▶ **WHAT IS BEING ASKED**
Output the entries as they appear, skipping images.
** Opening DATA block **
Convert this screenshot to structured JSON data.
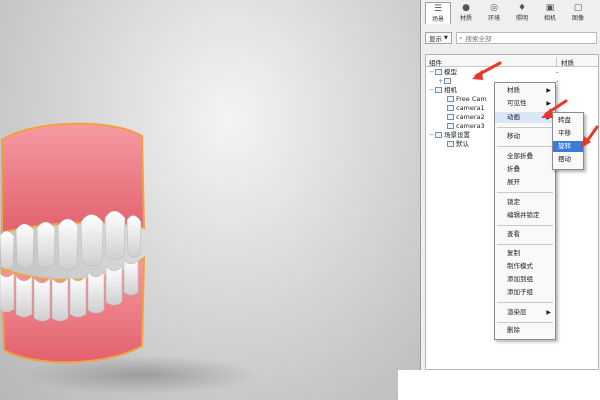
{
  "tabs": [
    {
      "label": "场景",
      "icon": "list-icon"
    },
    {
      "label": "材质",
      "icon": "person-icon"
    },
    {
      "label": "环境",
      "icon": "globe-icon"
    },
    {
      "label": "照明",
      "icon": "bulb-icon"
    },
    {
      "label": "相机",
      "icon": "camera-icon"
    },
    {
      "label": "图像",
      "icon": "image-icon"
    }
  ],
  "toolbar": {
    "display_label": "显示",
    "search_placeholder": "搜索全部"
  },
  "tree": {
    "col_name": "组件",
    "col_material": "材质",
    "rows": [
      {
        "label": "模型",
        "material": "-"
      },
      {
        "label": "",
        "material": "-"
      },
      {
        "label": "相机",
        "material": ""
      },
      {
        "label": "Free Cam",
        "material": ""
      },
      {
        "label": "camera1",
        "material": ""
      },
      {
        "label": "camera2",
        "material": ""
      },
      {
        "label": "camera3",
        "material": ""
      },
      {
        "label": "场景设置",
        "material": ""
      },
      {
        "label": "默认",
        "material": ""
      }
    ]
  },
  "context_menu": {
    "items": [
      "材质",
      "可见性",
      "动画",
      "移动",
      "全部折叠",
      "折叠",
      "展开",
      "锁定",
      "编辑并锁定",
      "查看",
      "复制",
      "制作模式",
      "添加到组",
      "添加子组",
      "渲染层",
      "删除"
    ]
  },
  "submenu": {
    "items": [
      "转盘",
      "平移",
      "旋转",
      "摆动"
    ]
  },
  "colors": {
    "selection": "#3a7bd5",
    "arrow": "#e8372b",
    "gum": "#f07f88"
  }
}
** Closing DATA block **
▶ **WRITTEN SOLUTION**
Convert this screenshot to structured JSON data.
{
  "tabs": [
    {
      "label": "场景",
      "icon": "list-icon"
    },
    {
      "label": "材质",
      "icon": "person-icon"
    },
    {
      "label": "环境",
      "icon": "globe-icon"
    },
    {
      "label": "照明",
      "icon": "bulb-icon"
    },
    {
      "label": "相机",
      "icon": "camera-icon"
    },
    {
      "label": "图像",
      "icon": "image-icon"
    }
  ],
  "toolbar": {
    "display_label": "显示",
    "search_placeholder": "搜索全部"
  },
  "tree": {
    "col_name": "组件",
    "col_material": "材质",
    "rows": [
      {
        "label": "模型",
        "material": "-"
      },
      {
        "label": "",
        "material": "-"
      },
      {
        "label": "相机",
        "material": ""
      },
      {
        "label": "Free Cam",
        "material": ""
      },
      {
        "label": "camera1",
        "material": ""
      },
      {
        "label": "camera2",
        "material": ""
      },
      {
        "label": "camera3",
        "material": ""
      },
      {
        "label": "场景设置",
        "material": ""
      },
      {
        "label": "默认",
        "material": ""
      }
    ]
  },
  "context_menu": {
    "items": [
      "材质",
      "可见性",
      "动画",
      "移动",
      "全部折叠",
      "折叠",
      "展开",
      "锁定",
      "编辑并锁定",
      "查看",
      "复制",
      "制作模式",
      "添加到组",
      "添加子组",
      "渲染层",
      "删除"
    ]
  },
  "submenu": {
    "items": [
      "转盘",
      "平移",
      "旋转",
      "摆动"
    ]
  },
  "colors": {
    "selection": "#3a7bd5",
    "arrow": "#e8372b",
    "gum": "#f07f88"
  }
}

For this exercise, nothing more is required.